Where Spider-Boy’s story deviates from most Spider-Totems and sidekicks his unilateral decision to assist Spider-Man. In Spider-Man #10 (by Dan Slott, Christos Gage, Mark Bagley, Edgar Delgado and Joe Caramagna), Peter is overwhelmed by his out-of-control Spider-Sense when Bailey drops in to deal with Electro. But even the supervillain finds the situation preposterous, calling out Spider-Man for endangering the life of a kid and using child labor in his heroic pursuits. As he denies the allegations, the Web-Slinger cannot stress enough the ridiculousness of taking on a child as his partner when he cannot even care for a simple houseplant. Peter lays down clear boundaries on the issue with Bailey, ruling out every possibility of a professional partnership. Although he is unfamiliar with Bailey’s circumstances, Peter is adamant about keeping the young boy at arm’s length and he makes his stance on taking on a kid sidekick abundantly clear.

RELATED: Batman and Robin Will Introduce a New Version of Hush

Spider-Man Refuses To Take A Page From Batman’s Playbook

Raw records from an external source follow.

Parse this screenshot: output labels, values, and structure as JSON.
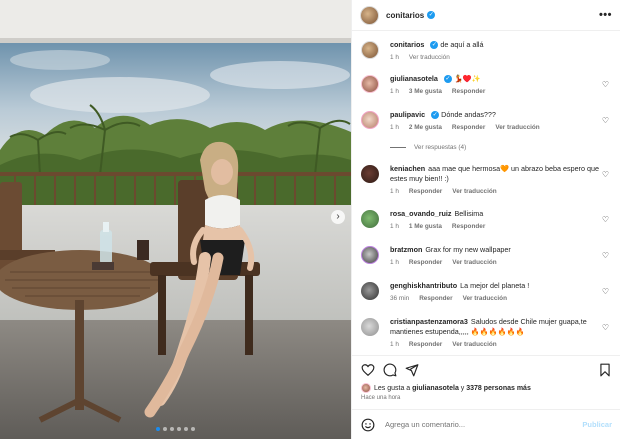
{
  "post": {
    "owner": "conitarios",
    "more_label": "•••",
    "dots_total": 6,
    "dot_active_index": 0,
    "next_arrow": "›"
  },
  "caption": {
    "username": "conitarios",
    "text": "de aquí a allá",
    "time": "1 h",
    "translate": "Ver traducción"
  },
  "comments": [
    {
      "username": "giulianasotela",
      "verified": true,
      "text": "💃♥️✨",
      "time": "1 h",
      "likes": "3 Me gusta",
      "reply": "Responder",
      "translate": ""
    },
    {
      "username": "paulipavic",
      "verified": true,
      "text": "Dónde andas???",
      "time": "1 h",
      "likes": "2 Me gusta",
      "reply": "Responder",
      "translate": "Ver traducción"
    },
    {
      "username": "keniachen",
      "verified": false,
      "text": "aaa mae que hermosa🧡 un abrazo beba espero que estes muy bien!! :)",
      "time": "1 h",
      "likes": "",
      "reply": "Responder",
      "translate": "Ver traducción"
    },
    {
      "username": "rosa_ovando_ruiz",
      "verified": false,
      "text": "Bellisima",
      "time": "1 h",
      "likes": "1 Me gusta",
      "reply": "Responder",
      "translate": ""
    },
    {
      "username": "bratzmon",
      "verified": false,
      "text": "Grax for my new wallpaper",
      "time": "1 h",
      "likes": "",
      "reply": "Responder",
      "translate": "Ver traducción"
    },
    {
      "username": "genghiskhantributo",
      "verified": false,
      "text": "La mejor del planeta !",
      "time": "36 min",
      "likes": "",
      "reply": "Responder",
      "translate": "Ver traducción"
    },
    {
      "username": "cristianpastenzamora3",
      "verified": false,
      "text": "Saludos desde Chile mujer guapa,te mantienes estupenda,,,,, 🔥🔥🔥🔥🔥🔥",
      "time": "1 h",
      "likes": "",
      "reply": "Responder",
      "translate": "Ver traducción"
    }
  ],
  "view_replies": "Ver respuestas (4)",
  "icons": [
    "heart-icon",
    "comment-icon",
    "share-icon",
    "bookmark-icon"
  ],
  "likes_summary": {
    "prefix": "Les gusta a",
    "user": "giulianasotela",
    "connector": "y",
    "others": "3378 personas más"
  },
  "timestamp": "Hace una hora",
  "composer": {
    "placeholder": "Agrega un comentario...",
    "publish": "Publicar",
    "emoji_icon": "emoji-icon"
  },
  "colors": {
    "verified": "#1d9bf0",
    "publish_disabled": "#b2dffc",
    "active_dot": "#1a8cf0"
  }
}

Over the years, the Bat-Family has grown as more of Bruce Wayne’s wards have joined its ranks. Although Batman’s compulsion to give a roof over every orphan he comes across stems from his tragic past, their eventual fate as soldiers in his crusade comes from the way he views vigilante justice as the only way to cope with loss and trauma. Dick Grayson was the first to fall down the rabbit hole, followed by Jason Todd, who died in the line of duty. While Grayson has set the gold standard for teenage heroes and sidekicks as Robin, he was still a grieving child when Bruce found him. As an adult, Batman has indoctrinated far more children into his war than any other superhero. He has trained them in dangerous weaponry as part of his self-defense routine and put them in harm’s way on countless occasions. For all the good that Batman has done, he’s still employing child soldiers to this day.

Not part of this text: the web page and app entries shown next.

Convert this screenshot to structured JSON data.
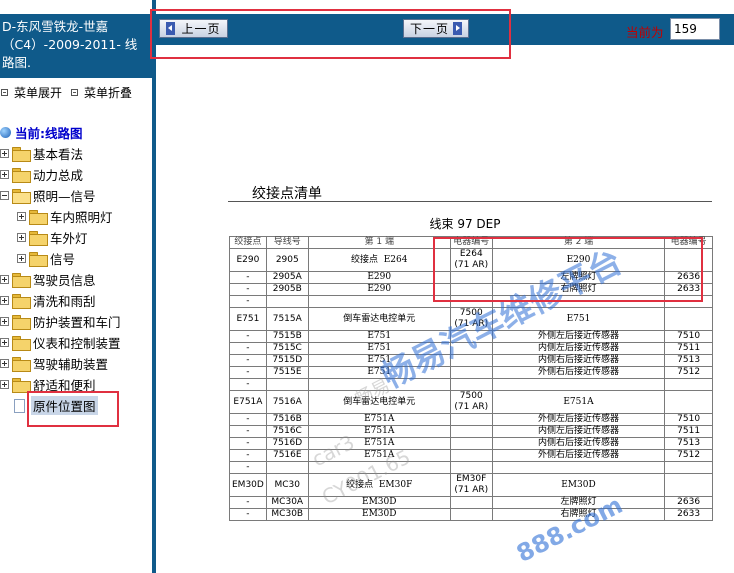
{
  "sidebar": {
    "header_lines": [
      "D-东风雪铁龙-世嘉",
      "（C4）-2009-2011- 线",
      "路图."
    ],
    "expand_label": "菜单展开",
    "collapse_label": "菜单折叠",
    "root_label": "当前:线路图",
    "items": [
      {
        "label": "基本看法",
        "level": 0,
        "expander": "plus"
      },
      {
        "label": "动力总成",
        "level": 0,
        "expander": "plus"
      },
      {
        "label": "照明—信号",
        "level": 0,
        "expander": "minus"
      },
      {
        "label": "车内照明灯",
        "level": 1,
        "expander": "plus"
      },
      {
        "label": "车外灯",
        "level": 1,
        "expander": "plus"
      },
      {
        "label": "信号",
        "level": 1,
        "expander": "plus"
      },
      {
        "label": "驾驶员信息",
        "level": 0,
        "expander": "plus"
      },
      {
        "label": "清洗和雨刮",
        "level": 0,
        "expander": "plus"
      },
      {
        "label": "防护装置和车门",
        "level": 0,
        "expander": "plus"
      },
      {
        "label": "仪表和控制装置",
        "level": 0,
        "expander": "plus"
      },
      {
        "label": "驾驶辅助装置",
        "level": 0,
        "expander": "plus"
      },
      {
        "label": "舒适和便利",
        "level": 0,
        "expander": "plus"
      },
      {
        "label": "原件位置图",
        "level": 0,
        "expander": "none",
        "selected": true
      }
    ]
  },
  "toolbar": {
    "prev_label": "上一页",
    "next_label": "下一页",
    "current_label": "当前为",
    "page_value": "159"
  },
  "document": {
    "title": "绞接点清单",
    "harness": "线束  97 DEP",
    "headers": [
      "绞接点",
      "导线号",
      "第 1 端",
      "电器编号",
      "第 2 端",
      "电器编号"
    ],
    "rows": [
      [
        "E290",
        "2905",
        "绞接点  E264",
        "E264\n(71 AR)",
        "E290",
        ""
      ],
      [
        "-",
        "2905A",
        "E290",
        "",
        "左牌照灯",
        "2636"
      ],
      [
        "-",
        "2905B",
        "E290",
        "",
        "右牌照灯",
        "2633"
      ],
      [
        "-",
        "",
        "",
        "",
        "",
        ""
      ],
      [
        "E751",
        "7515A",
        "倒车雷达电控单元",
        "7500\n(71 AR)",
        "E751",
        ""
      ],
      [
        "-",
        "7515B",
        "E751",
        "",
        "外侧左后接近传感器",
        "7510"
      ],
      [
        "-",
        "7515C",
        "E751",
        "",
        "内侧左后接近传感器",
        "7511"
      ],
      [
        "-",
        "7515D",
        "E751",
        "",
        "内侧右后接近传感器",
        "7513"
      ],
      [
        "-",
        "7515E",
        "E751",
        "",
        "外侧右后接近传感器",
        "7512"
      ],
      [
        "-",
        "",
        "",
        "",
        "",
        ""
      ],
      [
        "E751A",
        "7516A",
        "倒车雷达电控单元",
        "7500\n(71 AR)",
        "E751A",
        ""
      ],
      [
        "-",
        "7516B",
        "E751A",
        "",
        "外侧左后接近传感器",
        "7510"
      ],
      [
        "-",
        "7516C",
        "E751A",
        "",
        "内侧左后接近传感器",
        "7511"
      ],
      [
        "-",
        "7516D",
        "E751A",
        "",
        "内侧右后接近传感器",
        "7513"
      ],
      [
        "-",
        "7516E",
        "E751A",
        "",
        "外侧右后接近传感器",
        "7512"
      ],
      [
        "-",
        "",
        "",
        "",
        "",
        ""
      ],
      [
        "EM30D",
        "MC30",
        "绞接点  EM30F",
        "EM30F\n(71 AR)",
        "EM30D",
        ""
      ],
      [
        "-",
        "MC30A",
        "EM30D",
        "",
        "左牌照灯",
        "2636"
      ],
      [
        "-",
        "MC30B",
        "EM30D",
        "",
        "右牌照灯",
        "2633"
      ]
    ],
    "serif_cols": [
      2,
      4
    ]
  },
  "watermarks": {
    "main": "畅易汽车维修平台",
    "url": "888.com",
    "faint_1": "畅易",
    "faint_2": "car3",
    "faint_3": "CY001.65"
  },
  "colors": {
    "brand_blue": "#0f5a8a",
    "annotation_red": "#e03040",
    "watermark_blue": "#2f6fd6"
  }
}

In contrast, Spider-Man refuses to take on a sidekick, especially one so young. The fact that he had a previous working relationship with Spider-Boy in an erased timeline doesn’t matter to him. He doesn’t want to burden a kid with the added responsibilities of being a superhero, an ideal he’s had trouble upholding at times. This separates Marvel’s Spider-Man from DC’s Batman by a mile. Bruce Wayne adopts sidekicks in almost every timeline where he survives. Even after Jason’s death, Bruce trained Tim Drake, Stephanie Brown, Cassandra Cain, and Duke Thomas, all underage kids forced into vigilantism by fate. The fact that Peter Parker wants to keep Bailey from suffering this way obviously gives him the high moral ground but it’s complicated by the fact that Spider-Boy is still alone in a violent, metahuman world.

RELATED: Spider-Man Comics Need To Start Distancing Themselves From Multiverse/Spider-Verse Events

Kid Sidekicks Are Hugely Polarizing

The emergence of kid sidekicks in comic books during World War II was not a coincidence. However, with child soldiers suffering in war zones around the globe today, it’s hard to shake off the obvious horrors associated with using children in a fight against dangerous supervillains. Most young superheroes in comic books use their powers to protect the community of their own volition. However, sidekicks who idolize veteran heroes and their way of life need a better way to find their path in life than reproducing their role models’ mistakes.

It is not like Spider-Man never had a sidekick in his life. When a high schooler named Andrew Maguire (an intentional reference to past live-action Spider-Man actors) received cosmic energy powers in a freak accident, Spider-Man decided to train him as a superhero named Alpha. But Andrew was too much of a hothead for Peter’s liking, and they parted ways. Since then, Peter has stuck to his solitary lifestyle, assisting younger heroes in their missions in the odd crossovers but never adopting them, metaphorically or otherwise. However, Spider-Boy seems determined to challenge Spider-Man’s resolve on this point and Peter will have to handle this deftly to avoid harming the child psychologically while he’s trying to protect him physically.

 Spider-Man didn’t know he had a sidekick and he’s concerned about taking a child into his war on crime, even though Batman paved the way for him.  Read More